See the wheels?  They are bicycle wheels and tires. Actually the parts that drive the chair are bike parts.  Look closely and you can see the gears and chain under the seat. The parts are fairly inexpensive, easy to find, and simple to replace. As important, if not more important, the LCF can go over cobbles, curbs, and rocky roads. That’s really important in areas less developed or quainter than downtown Chicago.

The LCF moves forward by pumping the vertical bars with the arms.  (Of course, it can be pushed, too, with the handles on back.) Grabbing the bars high increases torque, which makes it easier to go up hill or move over rough ground.  Grabbing the bars low turns the wheel more with each stroke, making the LCF go faster.
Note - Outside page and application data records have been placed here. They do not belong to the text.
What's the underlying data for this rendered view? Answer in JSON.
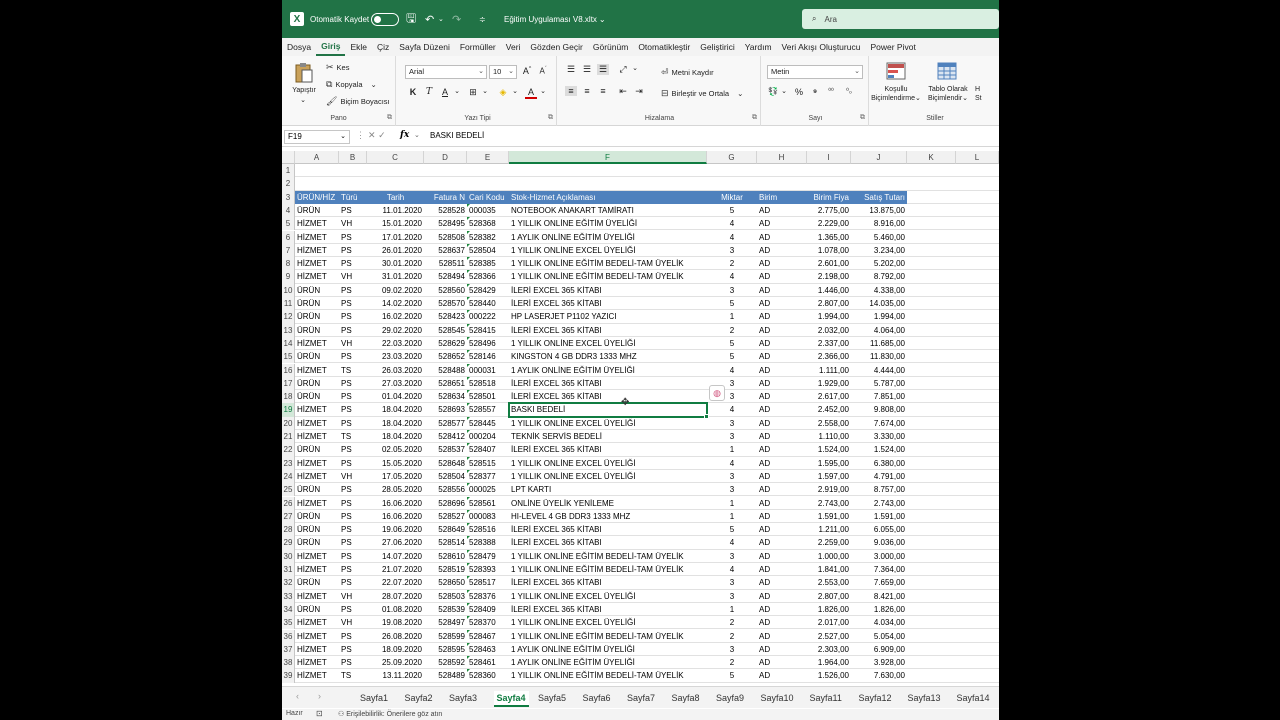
{
  "titlebar": {
    "autosave_label": "Otomatik Kaydet",
    "autosave_state": "off",
    "filename": "Eğitim Uygulaması V8.xltx",
    "search_placeholder": "Ara"
  },
  "menu_tabs": [
    "Dosya",
    "Giriş",
    "Ekle",
    "Çiz",
    "Sayfa Düzeni",
    "Formüller",
    "Veri",
    "Gözden Geçir",
    "Görünüm",
    "Otomatikleştir",
    "Geliştirici",
    "Yardım",
    "Veri Akışı Oluşturucu",
    "Power Pivot"
  ],
  "active_menu_tab": "Giriş",
  "ribbon": {
    "clipboard": {
      "paste": "Yapıştır",
      "cut": "Kes",
      "copy": "Kopyala",
      "format_painter": "Biçim Boyacısı",
      "group": "Pano"
    },
    "font": {
      "name": "Arial",
      "size": "10",
      "bold": "K",
      "italic": "T",
      "underline": "A",
      "group": "Yazı Tipi"
    },
    "alignment": {
      "wrap": "Metni Kaydır",
      "merge": "Birleştir ve Ortala",
      "group": "Hizalama"
    },
    "number": {
      "format": "Metin",
      "group": "Sayı"
    },
    "styles": {
      "conditional_line1": "Koşullu",
      "conditional_line2": "Biçimlendirme",
      "table_line1": "Tablo Olarak",
      "table_line2": "Biçimlendir",
      "cell_line1": "H",
      "cell_line2": "St",
      "group": "Stiller"
    }
  },
  "formula_bar": {
    "name_box": "F19",
    "fx": "fx",
    "content": "BASKI BEDELİ"
  },
  "columns": [
    "A",
    "B",
    "C",
    "D",
    "E",
    "F",
    "G",
    "H",
    "I",
    "J",
    "K",
    "L"
  ],
  "selected_column": "F",
  "selected_row": "19",
  "row_numbers": [
    "1",
    "2",
    "3",
    "4",
    "5",
    "6",
    "7",
    "8",
    "9",
    "10",
    "11",
    "12",
    "13",
    "14",
    "15",
    "16",
    "17",
    "18",
    "19",
    "20",
    "21",
    "22",
    "23",
    "24",
    "25",
    "26",
    "27",
    "28",
    "29",
    "30",
    "31",
    "32",
    "33",
    "34",
    "35",
    "36",
    "37",
    "38",
    "39"
  ],
  "table_headers": [
    "ÜRÜN/HİZ",
    "Türü",
    "Tarih",
    "Fatura N",
    "Cari Kodu",
    "Stok-Hizmet Açıklaması",
    "Miktar",
    "Birim",
    "Birim Fiya",
    "Satış Tutarı"
  ],
  "rows": [
    [
      "ÜRÜN",
      "PS",
      "11.01.2020",
      "528528",
      "000035",
      "NOTEBOOK ANAKART TAMİRATI",
      "5",
      "AD",
      "2.775,00",
      "13.875,00"
    ],
    [
      "HİZMET",
      "VH",
      "15.01.2020",
      "528495",
      "528368",
      "1 YILLIK ONLİNE EĞİTİM ÜYELİĞİ",
      "4",
      "AD",
      "2.229,00",
      "8.916,00"
    ],
    [
      "HİZMET",
      "PS",
      "17.01.2020",
      "528508",
      "528382",
      "1 AYLIK ONLİNE EĞİTİM ÜYELİĞİ",
      "4",
      "AD",
      "1.365,00",
      "5.460,00"
    ],
    [
      "HİZMET",
      "PS",
      "26.01.2020",
      "528637",
      "528504",
      "1 YILLIK ONLİNE EXCEL ÜYELİĞİ",
      "3",
      "AD",
      "1.078,00",
      "3.234,00"
    ],
    [
      "HİZMET",
      "PS",
      "30.01.2020",
      "528511",
      "528385",
      "1 YILLIK ONLİNE EĞİTİM BEDELİ-TAM ÜYELİK",
      "2",
      "AD",
      "2.601,00",
      "5.202,00"
    ],
    [
      "HİZMET",
      "VH",
      "31.01.2020",
      "528494",
      "528366",
      "1 YILLIK ONLİNE EĞİTİM BEDELİ-TAM ÜYELİK",
      "4",
      "AD",
      "2.198,00",
      "8.792,00"
    ],
    [
      "ÜRÜN",
      "PS",
      "09.02.2020",
      "528560",
      "528429",
      "İLERİ EXCEL 365 KİTABI",
      "3",
      "AD",
      "1.446,00",
      "4.338,00"
    ],
    [
      "ÜRÜN",
      "PS",
      "14.02.2020",
      "528570",
      "528440",
      "İLERİ EXCEL 365 KİTABI",
      "5",
      "AD",
      "2.807,00",
      "14.035,00"
    ],
    [
      "ÜRÜN",
      "PS",
      "16.02.2020",
      "528423",
      "000222",
      "HP LASERJET P1102 YAZICI",
      "1",
      "AD",
      "1.994,00",
      "1.994,00"
    ],
    [
      "ÜRÜN",
      "PS",
      "29.02.2020",
      "528545",
      "528415",
      "İLERİ EXCEL 365 KİTABI",
      "2",
      "AD",
      "2.032,00",
      "4.064,00"
    ],
    [
      "HİZMET",
      "VH",
      "22.03.2020",
      "528629",
      "528496",
      "1 YILLIK ONLİNE EXCEL ÜYELİĞİ",
      "5",
      "AD",
      "2.337,00",
      "11.685,00"
    ],
    [
      "ÜRÜN",
      "PS",
      "23.03.2020",
      "528652",
      "528146",
      "KINGSTON 4 GB DDR3 1333 MHZ",
      "5",
      "AD",
      "2.366,00",
      "11.830,00"
    ],
    [
      "HİZMET",
      "TS",
      "26.03.2020",
      "528488",
      "000031",
      "1 AYLIK ONLİNE EĞİTİM ÜYELİĞİ",
      "4",
      "AD",
      "1.111,00",
      "4.444,00"
    ],
    [
      "ÜRÜN",
      "PS",
      "27.03.2020",
      "528651",
      "528518",
      "İLERİ EXCEL 365 KİTABI",
      "3",
      "AD",
      "1.929,00",
      "5.787,00"
    ],
    [
      "ÜRÜN",
      "PS",
      "01.04.2020",
      "528634",
      "528501",
      "İLERİ EXCEL 365 KİTABI",
      "3",
      "AD",
      "2.617,00",
      "7.851,00"
    ],
    [
      "HİZMET",
      "PS",
      "18.04.2020",
      "528693",
      "528557",
      "BASKI BEDELİ",
      "4",
      "AD",
      "2.452,00",
      "9.808,00"
    ],
    [
      "HİZMET",
      "PS",
      "18.04.2020",
      "528577",
      "528445",
      "1 YILLIK ONLİNE EXCEL ÜYELİĞİ",
      "3",
      "AD",
      "2.558,00",
      "7.674,00"
    ],
    [
      "HİZMET",
      "TS",
      "18.04.2020",
      "528412",
      "000204",
      "TEKNİK SERVİS BEDELİ",
      "3",
      "AD",
      "1.110,00",
      "3.330,00"
    ],
    [
      "ÜRÜN",
      "PS",
      "02.05.2020",
      "528537",
      "528407",
      "İLERİ EXCEL 365 KİTABI",
      "1",
      "AD",
      "1.524,00",
      "1.524,00"
    ],
    [
      "HİZMET",
      "PS",
      "15.05.2020",
      "528648",
      "528515",
      "1 YILLIK ONLİNE EXCEL ÜYELİĞİ",
      "4",
      "AD",
      "1.595,00",
      "6.380,00"
    ],
    [
      "HİZMET",
      "VH",
      "17.05.2020",
      "528504",
      "528377",
      "1 YILLIK ONLİNE EXCEL ÜYELİĞİ",
      "3",
      "AD",
      "1.597,00",
      "4.791,00"
    ],
    [
      "ÜRÜN",
      "PS",
      "28.05.2020",
      "528556",
      "000025",
      "LPT KARTI",
      "3",
      "AD",
      "2.919,00",
      "8.757,00"
    ],
    [
      "HİZMET",
      "PS",
      "16.06.2020",
      "528696",
      "528561",
      "ONLİNE ÜYELİK YENİLEME",
      "1",
      "AD",
      "2.743,00",
      "2.743,00"
    ],
    [
      "ÜRÜN",
      "PS",
      "16.06.2020",
      "528527",
      "000083",
      "HI-LEVEL 4 GB DDR3 1333 MHZ",
      "1",
      "AD",
      "1.591,00",
      "1.591,00"
    ],
    [
      "ÜRÜN",
      "PS",
      "19.06.2020",
      "528649",
      "528516",
      "İLERİ EXCEL 365 KİTABI",
      "5",
      "AD",
      "1.211,00",
      "6.055,00"
    ],
    [
      "ÜRÜN",
      "PS",
      "27.06.2020",
      "528514",
      "528388",
      "İLERİ EXCEL 365 KİTABI",
      "4",
      "AD",
      "2.259,00",
      "9.036,00"
    ],
    [
      "HİZMET",
      "PS",
      "14.07.2020",
      "528610",
      "528479",
      "1 YILLIK ONLİNE EĞİTİM BEDELİ-TAM ÜYELİK",
      "3",
      "AD",
      "1.000,00",
      "3.000,00"
    ],
    [
      "HİZMET",
      "PS",
      "21.07.2020",
      "528519",
      "528393",
      "1 YILLIK ONLİNE EĞİTİM BEDELİ-TAM ÜYELİK",
      "4",
      "AD",
      "1.841,00",
      "7.364,00"
    ],
    [
      "ÜRÜN",
      "PS",
      "22.07.2020",
      "528650",
      "528517",
      "İLERİ EXCEL 365 KİTABI",
      "3",
      "AD",
      "2.553,00",
      "7.659,00"
    ],
    [
      "HİZMET",
      "VH",
      "28.07.2020",
      "528503",
      "528376",
      "1 YILLIK ONLİNE EXCEL ÜYELİĞİ",
      "3",
      "AD",
      "2.807,00",
      "8.421,00"
    ],
    [
      "ÜRÜN",
      "PS",
      "01.08.2020",
      "528539",
      "528409",
      "İLERİ EXCEL 365 KİTABI",
      "1",
      "AD",
      "1.826,00",
      "1.826,00"
    ],
    [
      "HİZMET",
      "VH",
      "19.08.2020",
      "528497",
      "528370",
      "1 YILLIK ONLİNE EXCEL ÜYELİĞİ",
      "2",
      "AD",
      "2.017,00",
      "4.034,00"
    ],
    [
      "HİZMET",
      "PS",
      "26.08.2020",
      "528599",
      "528467",
      "1 YILLIK ONLİNE EĞİTİM BEDELİ-TAM ÜYELİK",
      "2",
      "AD",
      "2.527,00",
      "5.054,00"
    ],
    [
      "HİZMET",
      "PS",
      "18.09.2020",
      "528595",
      "528463",
      "1 AYLIK ONLİNE EĞİTİM ÜYELİĞİ",
      "3",
      "AD",
      "2.303,00",
      "6.909,00"
    ],
    [
      "HİZMET",
      "PS",
      "25.09.2020",
      "528592",
      "528461",
      "1 AYLIK ONLİNE EĞİTİM ÜYELİĞİ",
      "2",
      "AD",
      "1.964,00",
      "3.928,00"
    ],
    [
      "HİZMET",
      "TS",
      "13.11.2020",
      "528489",
      "528360",
      "1 YILLIK ONLİNE EĞİTİM BEDELİ-TAM ÜYELİK",
      "5",
      "AD",
      "1.526,00",
      "7.630,00"
    ]
  ],
  "sheet_tabs": [
    "Sayfa1",
    "Sayfa2",
    "Sayfa3",
    "Sayfa4",
    "Sayfa5",
    "Sayfa6",
    "Sayfa7",
    "Sayfa8",
    "Sayfa9",
    "Sayfa10",
    "Sayfa11",
    "Sayfa12",
    "Sayfa13",
    "Sayfa14"
  ],
  "active_sheet": "Sayfa4",
  "statusbar": {
    "ready": "Hazır",
    "accessibility": "Erişilebilirlik: Önerilere göz atın"
  },
  "colors": {
    "excel_green": "#217346",
    "header_fill": "#4f81bd",
    "selection": "#107c41"
  }
}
Moving one bar makes the chair turn.

The inventors created a start-up that makes the chairs for NGOs and government agencies that distribute them for free.

Getting around with a wheelchair is not easy, even on the accessible sidewalks where I live.  I’m sure the one CoCo used while she went through her surgeries, would be next to useless in an area with cobbles or rutted roads.

Simple, elegant technology.  The kind of invention that makes me scratch my head and ask, “Why did it take so long?”

I like it. What do you think?